- What this task involves
Write out each record exactly as given, but do not include the pictures.

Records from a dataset
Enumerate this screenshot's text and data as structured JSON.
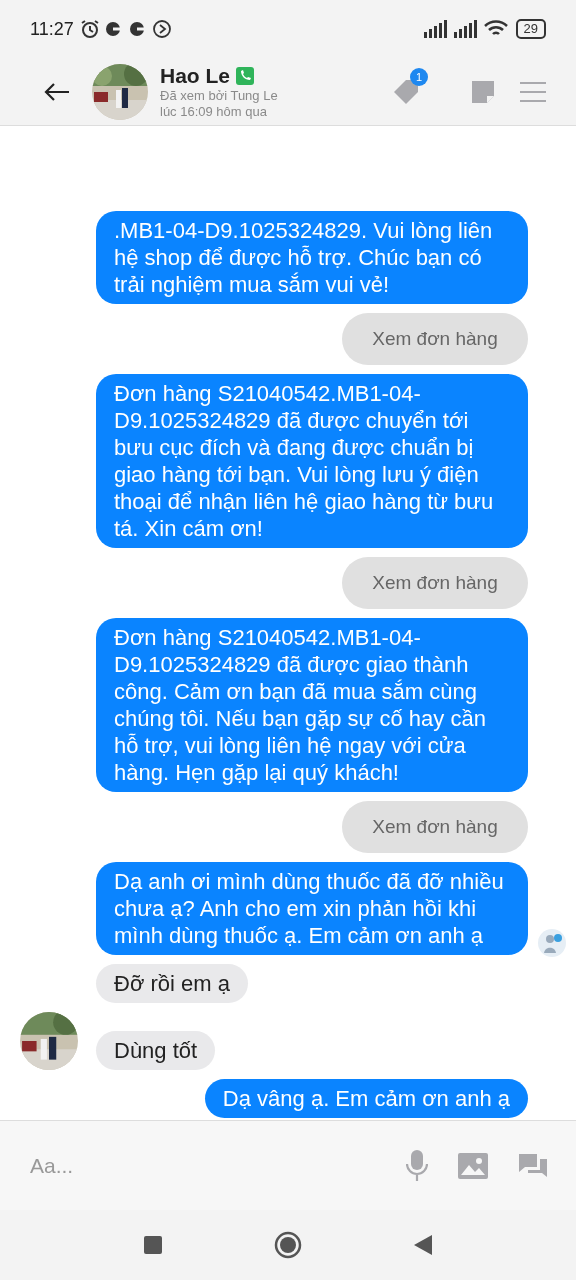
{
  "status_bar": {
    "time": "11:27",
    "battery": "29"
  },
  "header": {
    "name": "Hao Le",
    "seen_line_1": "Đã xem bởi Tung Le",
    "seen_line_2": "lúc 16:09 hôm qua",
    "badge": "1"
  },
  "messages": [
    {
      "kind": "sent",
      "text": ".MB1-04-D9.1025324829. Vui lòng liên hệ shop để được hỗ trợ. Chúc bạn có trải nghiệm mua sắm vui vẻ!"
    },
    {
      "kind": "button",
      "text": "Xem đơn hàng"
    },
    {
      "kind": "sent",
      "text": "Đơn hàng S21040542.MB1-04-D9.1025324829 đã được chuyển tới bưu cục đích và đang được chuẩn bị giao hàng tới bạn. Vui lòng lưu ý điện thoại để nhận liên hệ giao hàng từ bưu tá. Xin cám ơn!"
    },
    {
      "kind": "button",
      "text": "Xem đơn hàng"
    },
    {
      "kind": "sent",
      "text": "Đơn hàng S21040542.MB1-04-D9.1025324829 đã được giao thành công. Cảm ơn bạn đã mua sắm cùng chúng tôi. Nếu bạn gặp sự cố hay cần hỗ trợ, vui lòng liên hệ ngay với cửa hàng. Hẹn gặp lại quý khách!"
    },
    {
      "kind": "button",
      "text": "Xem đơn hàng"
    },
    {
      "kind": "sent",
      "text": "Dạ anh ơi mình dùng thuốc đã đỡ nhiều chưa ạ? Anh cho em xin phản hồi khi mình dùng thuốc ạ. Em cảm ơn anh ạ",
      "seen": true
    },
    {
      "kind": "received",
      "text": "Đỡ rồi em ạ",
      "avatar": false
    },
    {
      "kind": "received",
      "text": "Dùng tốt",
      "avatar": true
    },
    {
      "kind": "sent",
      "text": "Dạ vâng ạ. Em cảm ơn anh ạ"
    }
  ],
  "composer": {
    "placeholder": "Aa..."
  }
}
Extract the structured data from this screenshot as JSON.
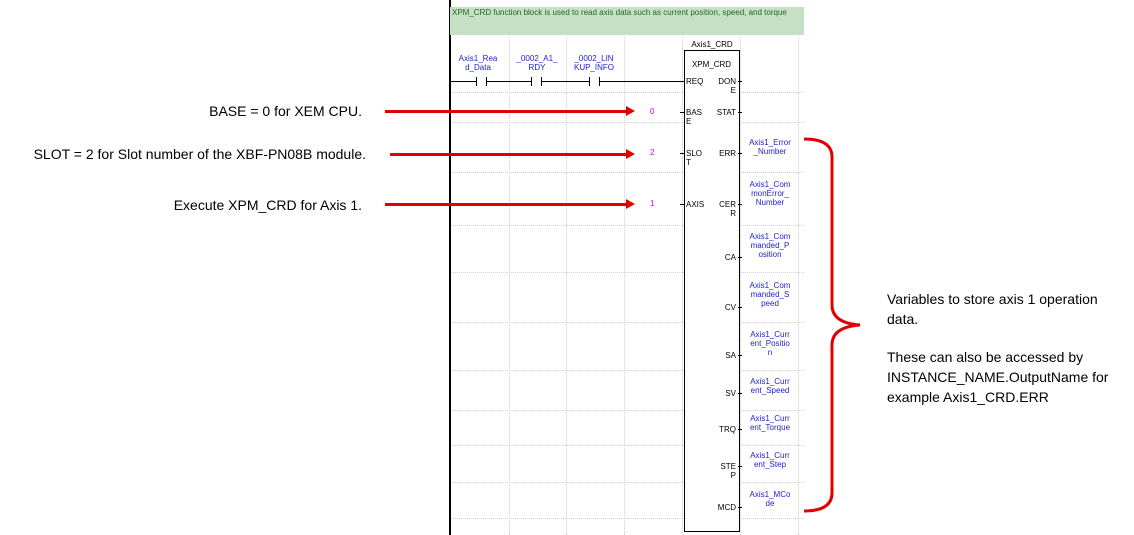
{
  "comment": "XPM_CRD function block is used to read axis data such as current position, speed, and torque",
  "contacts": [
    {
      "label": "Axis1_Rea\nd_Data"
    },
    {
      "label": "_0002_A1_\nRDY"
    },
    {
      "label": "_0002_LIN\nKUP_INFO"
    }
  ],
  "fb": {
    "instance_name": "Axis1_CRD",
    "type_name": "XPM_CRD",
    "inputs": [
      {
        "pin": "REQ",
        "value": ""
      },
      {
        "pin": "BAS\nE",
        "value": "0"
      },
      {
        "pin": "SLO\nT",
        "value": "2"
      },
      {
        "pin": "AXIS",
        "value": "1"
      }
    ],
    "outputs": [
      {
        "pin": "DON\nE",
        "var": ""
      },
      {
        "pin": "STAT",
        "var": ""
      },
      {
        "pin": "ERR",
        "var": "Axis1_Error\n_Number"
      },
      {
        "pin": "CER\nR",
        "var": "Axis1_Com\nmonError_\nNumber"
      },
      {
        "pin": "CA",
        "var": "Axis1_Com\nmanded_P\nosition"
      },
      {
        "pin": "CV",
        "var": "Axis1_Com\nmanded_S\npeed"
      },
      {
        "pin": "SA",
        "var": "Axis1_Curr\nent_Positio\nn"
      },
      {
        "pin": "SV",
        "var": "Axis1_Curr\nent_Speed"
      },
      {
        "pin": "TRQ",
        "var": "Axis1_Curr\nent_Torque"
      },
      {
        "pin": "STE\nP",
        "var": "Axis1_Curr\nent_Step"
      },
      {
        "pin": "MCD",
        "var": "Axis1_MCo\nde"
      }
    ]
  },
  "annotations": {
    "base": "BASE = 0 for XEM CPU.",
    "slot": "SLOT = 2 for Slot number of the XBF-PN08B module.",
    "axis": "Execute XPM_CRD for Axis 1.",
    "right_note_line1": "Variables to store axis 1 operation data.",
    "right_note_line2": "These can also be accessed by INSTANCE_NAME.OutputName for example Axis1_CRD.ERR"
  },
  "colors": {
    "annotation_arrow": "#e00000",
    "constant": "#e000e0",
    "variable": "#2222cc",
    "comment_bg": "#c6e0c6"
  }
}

- Result of the task
Enumerate this screenshot's text and data as structured JSON.
{
  "status_bar": {
    "time": "11:27",
    "battery": "29"
  },
  "header": {
    "name": "Hao Le",
    "seen_line_1": "Đã xem bởi Tung Le",
    "seen_line_2": "lúc 16:09 hôm qua",
    "badge": "1"
  },
  "messages": [
    {
      "kind": "sent",
      "text": ".MB1-04-D9.1025324829. Vui lòng liên hệ shop để được hỗ trợ. Chúc bạn có trải nghiệm mua sắm vui vẻ!"
    },
    {
      "kind": "button",
      "text": "Xem đơn hàng"
    },
    {
      "kind": "sent",
      "text": "Đơn hàng S21040542.MB1-04-D9.1025324829 đã được chuyển tới bưu cục đích và đang được chuẩn bị giao hàng tới bạn. Vui lòng lưu ý điện thoại để nhận liên hệ giao hàng từ bưu tá. Xin cám ơn!"
    },
    {
      "kind": "button",
      "text": "Xem đơn hàng"
    },
    {
      "kind": "sent",
      "text": "Đơn hàng S21040542.MB1-04-D9.1025324829 đã được giao thành công. Cảm ơn bạn đã mua sắm cùng chúng tôi. Nếu bạn gặp sự cố hay cần hỗ trợ, vui lòng liên hệ ngay với cửa hàng. Hẹn gặp lại quý khách!"
    },
    {
      "kind": "button",
      "text": "Xem đơn hàng"
    },
    {
      "kind": "sent",
      "text": "Dạ anh ơi mình dùng thuốc đã đỡ nhiều chưa ạ? Anh cho em xin phản hồi khi mình dùng thuốc ạ. Em cảm ơn anh ạ",
      "seen": true
    },
    {
      "kind": "received",
      "text": "Đỡ rồi em ạ",
      "avatar": false
    },
    {
      "kind": "received",
      "text": "Dùng tốt",
      "avatar": true
    },
    {
      "kind": "sent",
      "text": "Dạ vâng ạ. Em cảm ơn anh ạ"
    }
  ],
  "composer": {
    "placeholder": "Aa..."
  }
}
Extract the structured data from this screenshot as JSON.
{
  "comment": "XPM_CRD function block is used to read axis data such as current position, speed, and torque",
  "contacts": [
    {
      "label": "Axis1_Rea\nd_Data"
    },
    {
      "label": "_0002_A1_\nRDY"
    },
    {
      "label": "_0002_LIN\nKUP_INFO"
    }
  ],
  "fb": {
    "instance_name": "Axis1_CRD",
    "type_name": "XPM_CRD",
    "inputs": [
      {
        "pin": "REQ",
        "value": ""
      },
      {
        "pin": "BAS\nE",
        "value": "0"
      },
      {
        "pin": "SLO\nT",
        "value": "2"
      },
      {
        "pin": "AXIS",
        "value": "1"
      }
    ],
    "outputs": [
      {
        "pin": "DON\nE",
        "var": ""
      },
      {
        "pin": "STAT",
        "var": ""
      },
      {
        "pin": "ERR",
        "var": "Axis1_Error\n_Number"
      },
      {
        "pin": "CER\nR",
        "var": "Axis1_Com\nmonError_\nNumber"
      },
      {
        "pin": "CA",
        "var": "Axis1_Com\nmanded_P\nosition"
      },
      {
        "pin": "CV",
        "var": "Axis1_Com\nmanded_S\npeed"
      },
      {
        "pin": "SA",
        "var": "Axis1_Curr\nent_Positio\nn"
      },
      {
        "pin": "SV",
        "var": "Axis1_Curr\nent_Speed"
      },
      {
        "pin": "TRQ",
        "var": "Axis1_Curr\nent_Torque"
      },
      {
        "pin": "STE\nP",
        "var": "Axis1_Curr\nent_Step"
      },
      {
        "pin": "MCD",
        "var": "Axis1_MCo\nde"
      }
    ]
  },
  "annotations": {
    "base": "BASE = 0 for XEM CPU.",
    "slot": "SLOT = 2 for Slot number of the XBF-PN08B module.",
    "axis": "Execute XPM_CRD for Axis 1.",
    "right_note_line1": "Variables to store axis 1 operation data.",
    "right_note_line2": "These can also be accessed by INSTANCE_NAME.OutputName for example Axis1_CRD.ERR"
  },
  "colors": {
    "annotation_arrow": "#e00000",
    "constant": "#e000e0",
    "variable": "#2222cc",
    "comment_bg": "#c6e0c6"
  }
}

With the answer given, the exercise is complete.